One of the reasons I blog about skin-picking disorder is because more often than not, I feel like it is overshadowed. Dermatillomania falls under the category of body-focused repetitive behaviours (BFRBs), and sits alongside trichotillomania (hair-pulling disorder), dermatophagia (skin-biting disorder), onychophagia (nail-biting disorder) and a few others. However, a lot of the time, it is trichotillomania that hits the spotlight.
I don’t know if it’s a matter of it being more interesting to the public, but articles in large media resources are not so uncommon anymore. It’s been spoken about on major news sites like MTV and featured on Buzzfeed; there have been many magazine articles over the past several months as well. Dermatillomania, however, is barely anywhere to be seen.
I’ll admit, dermatillomania is slowly crawling its way into the media, however with much less recognition and much less impact. Not to mention that not a single magazine or news website has gotten back to me about my pitches for a story about dermatillomania, even if they’ve already featured a story about trichotillomania. (This is really annoying, as you can imagine.)
I’ve wondered if it’s a matter of people thinking dermatillomania is more gruesome, or maybe even the stigma that makes people believe that we must be drug users or have a skin disease, that keeps the media farther away. Is dermatillomania too graphic for the public?
I don’t expect the media to be easy to crack though, so while that’s frustrating, it’s not disheartening. What is, however, is when my own BFRB community seems to exclude skin picking.
Trichotillomania is more largely known, and some people with trich don’t even know what dermatillomania is. Or even if they do, there are a select few who think it’s too confusing to consider these related disorders as, well, related disorders. (Also annoying.)
Whether someone’s confused or just ignorant of dermatillomania’s existence, this all becomes problematic when it comes to BFRB awareness. You see, BFBRs even have an awareness ribbon to attribute to them. Blue stripe on the edges for the link between BFRBs and obsessive-compulsive spectrum and anxiety disorders. Green on the inside for community.
What’s the problem with that? The number of times I’ve seen it referred to as the “trich ribbon” or the colours being “trich colours.” It seems silly to complain about it, but when I first saw the ribbon and saw it was for BFRBs, I felt like I finally had something to symbolize my struggles. Every time someone refers to it as the “trich ribbon,” it’s like they’re trying to take that away from me and trying to leave me with no way to express my disorder and no way to show awareness for it.

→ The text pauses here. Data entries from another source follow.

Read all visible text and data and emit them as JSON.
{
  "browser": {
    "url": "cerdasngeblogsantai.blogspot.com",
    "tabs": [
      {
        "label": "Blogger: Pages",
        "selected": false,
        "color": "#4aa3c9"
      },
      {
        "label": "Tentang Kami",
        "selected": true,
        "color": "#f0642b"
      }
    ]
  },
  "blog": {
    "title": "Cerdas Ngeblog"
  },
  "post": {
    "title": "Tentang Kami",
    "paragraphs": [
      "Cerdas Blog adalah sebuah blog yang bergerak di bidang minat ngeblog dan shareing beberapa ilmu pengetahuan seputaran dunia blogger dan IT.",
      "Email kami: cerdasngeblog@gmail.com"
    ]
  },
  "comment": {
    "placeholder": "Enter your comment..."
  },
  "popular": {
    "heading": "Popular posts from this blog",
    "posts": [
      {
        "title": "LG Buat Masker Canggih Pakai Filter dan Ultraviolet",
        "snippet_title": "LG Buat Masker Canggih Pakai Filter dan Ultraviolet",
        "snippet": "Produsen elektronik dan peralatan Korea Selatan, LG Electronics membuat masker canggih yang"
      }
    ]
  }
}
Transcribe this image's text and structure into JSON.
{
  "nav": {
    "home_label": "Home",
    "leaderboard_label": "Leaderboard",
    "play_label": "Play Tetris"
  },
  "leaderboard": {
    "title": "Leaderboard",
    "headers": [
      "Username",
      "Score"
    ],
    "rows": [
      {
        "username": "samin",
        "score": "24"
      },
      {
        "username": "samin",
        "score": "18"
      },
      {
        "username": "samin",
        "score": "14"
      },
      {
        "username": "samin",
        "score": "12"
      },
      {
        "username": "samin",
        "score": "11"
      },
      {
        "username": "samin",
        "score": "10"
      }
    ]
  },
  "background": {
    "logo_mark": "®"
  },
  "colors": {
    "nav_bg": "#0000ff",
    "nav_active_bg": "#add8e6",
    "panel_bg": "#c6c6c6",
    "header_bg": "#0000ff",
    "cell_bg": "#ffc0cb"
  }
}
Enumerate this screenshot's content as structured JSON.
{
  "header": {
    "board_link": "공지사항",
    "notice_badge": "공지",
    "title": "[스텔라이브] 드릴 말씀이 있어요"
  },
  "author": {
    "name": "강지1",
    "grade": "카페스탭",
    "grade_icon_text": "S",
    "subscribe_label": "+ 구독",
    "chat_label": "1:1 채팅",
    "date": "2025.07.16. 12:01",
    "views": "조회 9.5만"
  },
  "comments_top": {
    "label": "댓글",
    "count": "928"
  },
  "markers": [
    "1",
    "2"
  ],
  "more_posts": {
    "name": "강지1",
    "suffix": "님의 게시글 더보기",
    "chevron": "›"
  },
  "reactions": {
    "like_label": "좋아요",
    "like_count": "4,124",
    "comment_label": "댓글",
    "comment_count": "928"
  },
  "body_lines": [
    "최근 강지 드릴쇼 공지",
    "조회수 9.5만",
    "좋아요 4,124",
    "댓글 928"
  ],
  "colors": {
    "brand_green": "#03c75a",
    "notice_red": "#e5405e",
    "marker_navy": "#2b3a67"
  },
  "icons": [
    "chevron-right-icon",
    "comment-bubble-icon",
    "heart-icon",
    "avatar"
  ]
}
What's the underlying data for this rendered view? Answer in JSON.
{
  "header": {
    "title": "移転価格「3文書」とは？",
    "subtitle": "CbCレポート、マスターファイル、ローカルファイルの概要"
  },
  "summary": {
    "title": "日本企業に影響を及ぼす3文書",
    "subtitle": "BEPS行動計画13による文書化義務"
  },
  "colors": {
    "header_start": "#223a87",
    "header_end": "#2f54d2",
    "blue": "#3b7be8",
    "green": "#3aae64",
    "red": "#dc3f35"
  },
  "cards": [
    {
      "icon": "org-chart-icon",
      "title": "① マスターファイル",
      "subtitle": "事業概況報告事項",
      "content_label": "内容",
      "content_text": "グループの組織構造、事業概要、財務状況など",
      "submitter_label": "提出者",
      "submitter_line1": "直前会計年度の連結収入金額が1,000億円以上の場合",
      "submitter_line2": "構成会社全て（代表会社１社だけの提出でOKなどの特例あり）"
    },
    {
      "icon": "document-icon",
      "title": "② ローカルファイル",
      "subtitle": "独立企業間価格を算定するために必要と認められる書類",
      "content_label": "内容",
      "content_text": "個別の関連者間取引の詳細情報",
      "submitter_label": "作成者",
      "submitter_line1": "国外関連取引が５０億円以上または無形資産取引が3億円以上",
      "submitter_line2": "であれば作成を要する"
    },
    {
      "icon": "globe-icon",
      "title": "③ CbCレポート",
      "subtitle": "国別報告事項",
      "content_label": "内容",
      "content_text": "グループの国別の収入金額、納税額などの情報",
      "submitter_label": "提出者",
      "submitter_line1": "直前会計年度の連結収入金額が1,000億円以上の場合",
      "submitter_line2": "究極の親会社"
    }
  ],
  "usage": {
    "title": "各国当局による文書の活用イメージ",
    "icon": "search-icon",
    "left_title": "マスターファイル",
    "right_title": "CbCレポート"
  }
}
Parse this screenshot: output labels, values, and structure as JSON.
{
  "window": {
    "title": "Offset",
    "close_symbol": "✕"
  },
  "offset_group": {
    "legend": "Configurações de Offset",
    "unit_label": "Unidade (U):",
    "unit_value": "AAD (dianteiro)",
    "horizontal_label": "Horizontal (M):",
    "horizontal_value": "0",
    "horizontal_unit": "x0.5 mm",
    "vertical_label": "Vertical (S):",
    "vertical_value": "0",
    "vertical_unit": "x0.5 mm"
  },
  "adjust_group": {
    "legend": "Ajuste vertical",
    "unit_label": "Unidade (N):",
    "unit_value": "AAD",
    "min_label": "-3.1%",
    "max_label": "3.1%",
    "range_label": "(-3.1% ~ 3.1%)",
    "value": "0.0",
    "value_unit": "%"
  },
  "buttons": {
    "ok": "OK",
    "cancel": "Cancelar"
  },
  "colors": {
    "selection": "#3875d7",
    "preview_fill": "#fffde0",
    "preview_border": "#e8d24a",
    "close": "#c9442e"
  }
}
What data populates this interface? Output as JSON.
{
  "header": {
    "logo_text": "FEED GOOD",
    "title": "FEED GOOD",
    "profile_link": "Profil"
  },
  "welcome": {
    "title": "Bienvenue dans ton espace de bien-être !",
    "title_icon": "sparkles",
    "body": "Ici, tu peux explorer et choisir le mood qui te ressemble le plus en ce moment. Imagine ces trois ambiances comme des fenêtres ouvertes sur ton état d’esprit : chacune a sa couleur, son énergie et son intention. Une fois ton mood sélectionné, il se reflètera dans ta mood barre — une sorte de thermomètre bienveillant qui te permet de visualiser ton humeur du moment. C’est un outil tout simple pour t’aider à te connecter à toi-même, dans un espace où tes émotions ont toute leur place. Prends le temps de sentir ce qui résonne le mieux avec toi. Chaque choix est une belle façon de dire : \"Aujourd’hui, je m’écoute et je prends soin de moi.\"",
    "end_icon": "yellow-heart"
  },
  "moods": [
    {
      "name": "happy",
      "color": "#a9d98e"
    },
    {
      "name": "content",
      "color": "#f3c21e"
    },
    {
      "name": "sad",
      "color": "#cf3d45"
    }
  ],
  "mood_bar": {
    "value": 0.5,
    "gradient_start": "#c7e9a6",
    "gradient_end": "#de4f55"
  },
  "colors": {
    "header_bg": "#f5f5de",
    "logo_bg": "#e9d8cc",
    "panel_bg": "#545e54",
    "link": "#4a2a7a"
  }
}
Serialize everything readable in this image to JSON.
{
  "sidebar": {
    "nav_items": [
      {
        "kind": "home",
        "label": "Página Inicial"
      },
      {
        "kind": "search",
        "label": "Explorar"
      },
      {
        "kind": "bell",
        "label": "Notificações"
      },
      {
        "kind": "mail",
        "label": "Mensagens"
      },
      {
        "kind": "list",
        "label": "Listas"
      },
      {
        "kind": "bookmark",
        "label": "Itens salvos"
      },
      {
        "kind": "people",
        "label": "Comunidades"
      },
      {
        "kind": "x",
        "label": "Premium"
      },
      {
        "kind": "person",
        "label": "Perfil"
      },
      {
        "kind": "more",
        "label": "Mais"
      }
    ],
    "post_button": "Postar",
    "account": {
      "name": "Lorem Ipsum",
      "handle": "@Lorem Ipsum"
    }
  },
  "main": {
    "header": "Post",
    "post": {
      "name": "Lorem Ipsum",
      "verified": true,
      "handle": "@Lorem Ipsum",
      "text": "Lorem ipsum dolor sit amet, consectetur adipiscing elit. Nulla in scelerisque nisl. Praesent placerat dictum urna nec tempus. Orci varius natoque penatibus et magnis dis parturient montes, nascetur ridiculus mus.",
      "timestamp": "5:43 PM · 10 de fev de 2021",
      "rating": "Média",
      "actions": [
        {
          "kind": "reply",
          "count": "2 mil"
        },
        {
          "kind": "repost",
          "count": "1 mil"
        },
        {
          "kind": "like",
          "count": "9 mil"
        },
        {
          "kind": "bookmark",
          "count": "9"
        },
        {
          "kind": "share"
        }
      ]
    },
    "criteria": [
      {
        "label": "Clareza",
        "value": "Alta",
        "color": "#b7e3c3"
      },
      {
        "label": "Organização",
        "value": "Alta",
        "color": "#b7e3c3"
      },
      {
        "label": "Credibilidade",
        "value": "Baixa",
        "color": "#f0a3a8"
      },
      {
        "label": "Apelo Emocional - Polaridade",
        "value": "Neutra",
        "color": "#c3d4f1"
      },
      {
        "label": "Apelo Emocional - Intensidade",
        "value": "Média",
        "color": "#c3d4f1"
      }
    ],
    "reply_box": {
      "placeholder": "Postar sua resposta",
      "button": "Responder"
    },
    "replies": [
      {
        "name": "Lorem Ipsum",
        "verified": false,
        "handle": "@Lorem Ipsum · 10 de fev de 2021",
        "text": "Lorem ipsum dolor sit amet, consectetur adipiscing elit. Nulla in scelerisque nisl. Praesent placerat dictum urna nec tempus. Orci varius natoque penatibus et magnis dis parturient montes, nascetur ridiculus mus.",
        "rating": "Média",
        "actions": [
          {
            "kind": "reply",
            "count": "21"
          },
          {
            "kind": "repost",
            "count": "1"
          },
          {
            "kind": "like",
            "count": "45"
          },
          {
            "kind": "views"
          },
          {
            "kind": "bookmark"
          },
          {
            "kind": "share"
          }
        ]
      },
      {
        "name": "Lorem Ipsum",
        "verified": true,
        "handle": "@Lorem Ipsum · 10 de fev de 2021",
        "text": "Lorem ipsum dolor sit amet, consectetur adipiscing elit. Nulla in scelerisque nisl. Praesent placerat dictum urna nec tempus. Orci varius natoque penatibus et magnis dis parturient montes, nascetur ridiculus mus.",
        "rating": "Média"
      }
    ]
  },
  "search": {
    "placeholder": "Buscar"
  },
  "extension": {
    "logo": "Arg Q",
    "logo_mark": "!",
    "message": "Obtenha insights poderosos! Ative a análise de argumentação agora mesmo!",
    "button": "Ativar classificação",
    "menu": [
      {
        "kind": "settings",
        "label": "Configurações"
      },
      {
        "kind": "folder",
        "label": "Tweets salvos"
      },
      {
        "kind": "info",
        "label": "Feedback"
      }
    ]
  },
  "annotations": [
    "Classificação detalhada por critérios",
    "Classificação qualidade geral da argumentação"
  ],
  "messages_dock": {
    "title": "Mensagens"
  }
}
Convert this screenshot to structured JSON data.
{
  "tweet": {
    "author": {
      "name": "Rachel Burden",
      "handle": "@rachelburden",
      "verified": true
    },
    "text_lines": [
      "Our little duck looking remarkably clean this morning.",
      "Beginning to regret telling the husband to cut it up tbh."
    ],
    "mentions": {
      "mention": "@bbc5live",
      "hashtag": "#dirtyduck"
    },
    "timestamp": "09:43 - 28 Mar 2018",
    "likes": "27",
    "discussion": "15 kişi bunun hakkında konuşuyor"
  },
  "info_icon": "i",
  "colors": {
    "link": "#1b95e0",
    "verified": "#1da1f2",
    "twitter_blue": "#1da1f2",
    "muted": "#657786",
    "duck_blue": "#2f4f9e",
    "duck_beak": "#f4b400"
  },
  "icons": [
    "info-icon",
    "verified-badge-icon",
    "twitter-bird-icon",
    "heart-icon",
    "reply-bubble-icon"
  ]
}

As someone who suffered for a long time and then thought she found a home, it’s awfully disconcerting to suddenly feel like you’re not even welcome there. Even awareness events or information workshops often focus on trichotillomania, and in that case it is largely because there is more research for trich. This is perhaps one of the biggest problems because someone who wants learn has very little information to lay their hands on. To be honest, I’ve been to serveral BFRB workshops, and I rarely feel like I learn anything new about dermatillomania.
This all needs to change. I don’t know why exactly dermatillomania seems to be excluded and overshadowed, but something needs to be done about it.
I blog not only in the hopes of reaching other dermafolk, but also in the hopes that people will see the word dermatillomania and more will learn about it. In hopes of showing the importance of recognizing this disorder not only in the medical world, but also in the community. No one should feel like they are without information or answers. No one should feel excluded.
About Laura Barton
Laura is a 25-year-old writer living in Ontario’s Niagara Region. Her passion for writing and personal journey with mental health issues has led her to become an advocate, a blogger for the Canadian BFRB Support Network and also to release her own book, Project Dermatillomania: The Stories Behind Our Scars. She struggled with depression and anxiety through university, but pulled through, receiving a BA in English Language and Literature from Brock University. She is currently pursuing a diploma in Journalism. You can follower her on Twitter and find her on LinkedIn.